Posts Tagged ‘Bruce & Terry’

Following The Links

Thursday, October 25th, 2012

A little more than a week ago, after the post “Four” included Bobby Bare’s 1964 take on “Four Strong Winds,” friend and regular reader Yah Shure noted that the duo of Bruce & Terry had gone for a Byrdsian flavor on their version of Ian Tyson’s tune.

It sounded, Yah Shure wrote, “as if Terry Melcher simply ushered out whatever Byrds remained in the studio following the ‘Mr. Tambourine Man’ session, then instructed the Wrecking Crew to play the identical Tambourine Man arrangement to the tune of [‘Four Strong Winds’], right down to Hal Blaine’s nifty drum fills.”

I knew the name of the late Terry Melcher, well-known producer that he was, and Bruce, I thought as I read the comment, was likely Bruce Johnston, eventually a member of the Beach Boys (and I was correct in that thought). Being unaware to that point that the duo had recorded “Four Strong Winds,” I headed off to YouTube.
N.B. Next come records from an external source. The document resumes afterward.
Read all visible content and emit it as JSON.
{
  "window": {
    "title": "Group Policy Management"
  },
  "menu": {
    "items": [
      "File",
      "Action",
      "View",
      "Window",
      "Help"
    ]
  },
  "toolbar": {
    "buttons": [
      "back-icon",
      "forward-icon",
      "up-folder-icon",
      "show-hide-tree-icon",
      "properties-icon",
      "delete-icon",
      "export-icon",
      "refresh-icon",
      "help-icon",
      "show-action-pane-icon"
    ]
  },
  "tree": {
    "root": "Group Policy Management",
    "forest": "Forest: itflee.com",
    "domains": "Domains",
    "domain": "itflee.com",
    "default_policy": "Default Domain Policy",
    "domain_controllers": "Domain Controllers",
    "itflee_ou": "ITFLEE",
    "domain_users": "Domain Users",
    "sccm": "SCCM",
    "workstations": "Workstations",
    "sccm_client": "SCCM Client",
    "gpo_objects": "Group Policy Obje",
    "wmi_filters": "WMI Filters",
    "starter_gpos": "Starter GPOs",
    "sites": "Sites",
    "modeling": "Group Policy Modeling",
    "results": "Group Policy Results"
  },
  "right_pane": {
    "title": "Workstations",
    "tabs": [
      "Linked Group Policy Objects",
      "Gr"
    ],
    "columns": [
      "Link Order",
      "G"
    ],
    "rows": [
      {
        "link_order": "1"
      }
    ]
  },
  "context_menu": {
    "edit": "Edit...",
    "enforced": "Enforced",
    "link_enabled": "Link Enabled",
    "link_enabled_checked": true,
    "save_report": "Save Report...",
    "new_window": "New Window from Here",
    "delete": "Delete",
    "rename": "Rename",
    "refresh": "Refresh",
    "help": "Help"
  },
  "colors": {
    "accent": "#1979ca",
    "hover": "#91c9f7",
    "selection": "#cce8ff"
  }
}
It turns out, after I did some digging in my own stash, that I already had a Bruce & Terry single in the stacks: “Summer Means Fun,” provided by Yah Shure for one of our summer get-togethers. And a little digging at Wikipedia told me that “Melcher and Johnston also created another group, The Rip Chords, which had a Top 10 hit with ‘Hey, Little Cobra’.”

I could have gone that direction and made this a Johnston & Melcher post, but I was distracted by one of the suggested videos on the side of the page where I’d found the Bruce & Terry single. Wondering for a second if the record was a rewrite of “Walkin’ After Midnight,” I clicked on the link and found this:

The Fabuliers’ record turned out to be a different tune altogether, one written by the recently departed Joe South. The notes with the video say that the record was produced – by Stanley Chaisson, if I read the blurry label correctly – in New Orleans in 1965. The record wasn’t a hit; the Fabuliers never made it into the Billboard Hot 100 or the R&B Top 40. There doesn’t seem to be a lot of info out there about the band, although I didn’t follow the Google links much beyond the second page. But it’s a pretty good record. And I decided to keep the pattern going and clicked on what looked like an interesting record in the right-hand column of the page.

I have no idea who the Blue Eyed Soul was. The group never made the Billboard Hot 100, and once again, a Google search is unhelpful. Nevertheless, it’s a pretty good record, and the Cameo label is very familiar. A look at the discography at Soulful Kinda Music for the Philadelphia-based label shows many familiar (if oddly juxtaposed) names between 1957 and 1967: Dee Dee Sharp, Don Covay, Bobby Rydell, the Orlons, Johnny Maestro, Maynard Ferguson, Merv Griffin, Doris Troy, Bob Seger, the Kinks, Tony Orlando, Evie Sands. As to the record at hand, “Something New” was the second single the Blue Eyed Soul released on Cameo. The first was another 1966 release, “The Shadow Of Your Love.”

If anyone out there has any more information on either the Fabuliers or the Blue Eyed Soul, leave a note. I’ll be back Saturday.